Cloquet moves forward with sand-bottom pond planCloquet City Council members agreed Tuesday to dive into restoring the sand-bottom pond at Pinehurst Park.
By: Jana Peterson, Pine Journal
Cloquet City Council members agreed Tuesday to dive into restoring the sand-bottom pond at Pinehurst Park.
"[Let's] move forward as of today," said Cloquet Mayor Bruce Ahlgren during the working session before their council meeting.
Although the Minnesota Department of Health told city administrators months ago they would not approve any swimming facility with sand incorporated into the design, the city has appealed to them and additionally has sought assistance from local legislators.
An amendment to a Senate bill essentially "grandfathering in" repairs to the pond will likely pass, according to Ahlgren, who spoke with Sen. Tony Lourey this week.
If that happens, the city will not have to involve the Minnesota Department of Health in its plans to restore the pond, according to Brian Fritsinger, city administrator.

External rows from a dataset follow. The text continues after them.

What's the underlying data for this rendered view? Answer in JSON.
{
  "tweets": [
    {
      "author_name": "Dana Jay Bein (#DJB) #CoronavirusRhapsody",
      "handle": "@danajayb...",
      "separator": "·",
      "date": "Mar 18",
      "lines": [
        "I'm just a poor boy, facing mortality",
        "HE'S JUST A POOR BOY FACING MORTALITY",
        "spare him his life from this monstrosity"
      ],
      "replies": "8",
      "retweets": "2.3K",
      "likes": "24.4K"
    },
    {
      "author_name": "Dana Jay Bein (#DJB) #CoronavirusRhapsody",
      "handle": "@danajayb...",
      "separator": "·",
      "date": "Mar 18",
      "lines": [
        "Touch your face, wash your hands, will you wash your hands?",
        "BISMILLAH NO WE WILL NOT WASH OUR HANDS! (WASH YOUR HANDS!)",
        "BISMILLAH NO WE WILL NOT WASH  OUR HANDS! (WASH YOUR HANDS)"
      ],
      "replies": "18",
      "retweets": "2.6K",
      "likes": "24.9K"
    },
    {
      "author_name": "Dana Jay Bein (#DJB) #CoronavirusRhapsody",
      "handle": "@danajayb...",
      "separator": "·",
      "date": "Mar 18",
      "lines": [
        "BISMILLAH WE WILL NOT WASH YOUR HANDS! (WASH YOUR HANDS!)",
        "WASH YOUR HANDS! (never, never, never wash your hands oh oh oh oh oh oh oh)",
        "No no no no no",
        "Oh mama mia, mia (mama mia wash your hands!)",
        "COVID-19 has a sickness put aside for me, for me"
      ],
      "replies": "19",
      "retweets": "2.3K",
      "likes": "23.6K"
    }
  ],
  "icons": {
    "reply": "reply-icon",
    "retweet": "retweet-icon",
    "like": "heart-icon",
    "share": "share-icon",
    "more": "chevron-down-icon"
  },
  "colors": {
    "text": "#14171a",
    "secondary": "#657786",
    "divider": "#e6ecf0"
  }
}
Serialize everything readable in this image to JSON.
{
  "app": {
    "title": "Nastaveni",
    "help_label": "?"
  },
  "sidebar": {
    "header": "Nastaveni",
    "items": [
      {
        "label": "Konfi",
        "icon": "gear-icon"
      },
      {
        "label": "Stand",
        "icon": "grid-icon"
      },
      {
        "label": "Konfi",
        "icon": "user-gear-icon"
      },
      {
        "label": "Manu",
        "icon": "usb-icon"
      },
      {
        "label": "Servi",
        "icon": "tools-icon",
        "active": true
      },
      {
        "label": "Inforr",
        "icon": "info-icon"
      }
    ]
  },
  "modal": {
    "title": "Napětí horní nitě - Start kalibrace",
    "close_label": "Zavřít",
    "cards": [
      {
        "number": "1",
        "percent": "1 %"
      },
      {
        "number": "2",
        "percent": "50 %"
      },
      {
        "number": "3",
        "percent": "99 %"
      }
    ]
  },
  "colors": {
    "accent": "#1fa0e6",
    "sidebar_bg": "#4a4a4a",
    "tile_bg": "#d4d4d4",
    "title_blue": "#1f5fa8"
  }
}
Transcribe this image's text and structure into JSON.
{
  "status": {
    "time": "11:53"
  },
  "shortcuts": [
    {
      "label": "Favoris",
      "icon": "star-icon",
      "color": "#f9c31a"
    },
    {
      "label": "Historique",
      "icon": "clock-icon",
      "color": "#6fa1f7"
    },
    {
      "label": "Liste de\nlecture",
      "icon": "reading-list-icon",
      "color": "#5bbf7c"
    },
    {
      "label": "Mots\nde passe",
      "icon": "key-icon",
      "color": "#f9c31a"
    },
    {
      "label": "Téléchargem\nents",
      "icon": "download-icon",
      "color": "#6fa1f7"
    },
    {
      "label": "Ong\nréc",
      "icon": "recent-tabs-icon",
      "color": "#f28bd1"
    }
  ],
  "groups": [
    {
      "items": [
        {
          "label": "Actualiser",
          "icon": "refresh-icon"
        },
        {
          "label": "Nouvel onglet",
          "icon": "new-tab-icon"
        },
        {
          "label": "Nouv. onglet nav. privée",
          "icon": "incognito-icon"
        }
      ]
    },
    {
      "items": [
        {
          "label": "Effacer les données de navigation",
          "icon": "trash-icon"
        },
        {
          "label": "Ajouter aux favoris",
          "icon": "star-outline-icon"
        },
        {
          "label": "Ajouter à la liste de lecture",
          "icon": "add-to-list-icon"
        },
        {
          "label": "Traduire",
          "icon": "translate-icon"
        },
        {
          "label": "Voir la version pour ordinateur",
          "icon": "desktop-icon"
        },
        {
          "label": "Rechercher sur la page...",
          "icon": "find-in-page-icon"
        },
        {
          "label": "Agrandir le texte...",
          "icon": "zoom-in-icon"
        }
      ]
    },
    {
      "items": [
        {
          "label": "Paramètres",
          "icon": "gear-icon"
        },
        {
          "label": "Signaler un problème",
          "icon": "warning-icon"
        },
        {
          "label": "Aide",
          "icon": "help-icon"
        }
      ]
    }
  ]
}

To that end, city councilors asked Fritsinger to begin writing a request for proposal to solicit bids for the work needed to repair and restore the swimming facility, which has been closed since 2005.
Councilors also agreed to form a committee to oversee the process. Tentatively, the group will be comprised of Ahlgren, council members David Bjerkness and Neil Nemmers, two members to be determined from the Cloquet Parks Commission, two members of the Pinehurst neighborhood working group that has championed the pond restoration all along, and a representative of Cloquet Community Education, which oversees swimming facility operations.
In other council matters, Cloquet Police asked and received authorization to participate with the St. Louis County Sheriff's Office to obtain additional software and printers in area squad cars through a federal grant. The new technology will improve efficiency when officers write tickets as it automatically downloads the information into court systems, according to Wade Lamirande, Cloquet Police chief.
The city also received an application from Evergreen Knoll for a permit authorizing an expansion at their assisted-living housing complex. The permit, which was unanimously approved, will allow construction of 26 new cottage-style dwellings and conversion of part of an apartment building for a memory care facility, resulting in a net increase of 12 units.
The city additionally approved motions to schedule public hearings regarding assessments on two sewer and water reconstruction projects. Public hearings regarding the project on 15th Street and the project on Industry Avenue will be held at 7 p.m. on May 6 in the city council chambers.
Councilors also awarded a $121,000 contract to Redstone Construction for the South Oak sewer extension project on Big Lake Road. This bid was the lowest received by the city.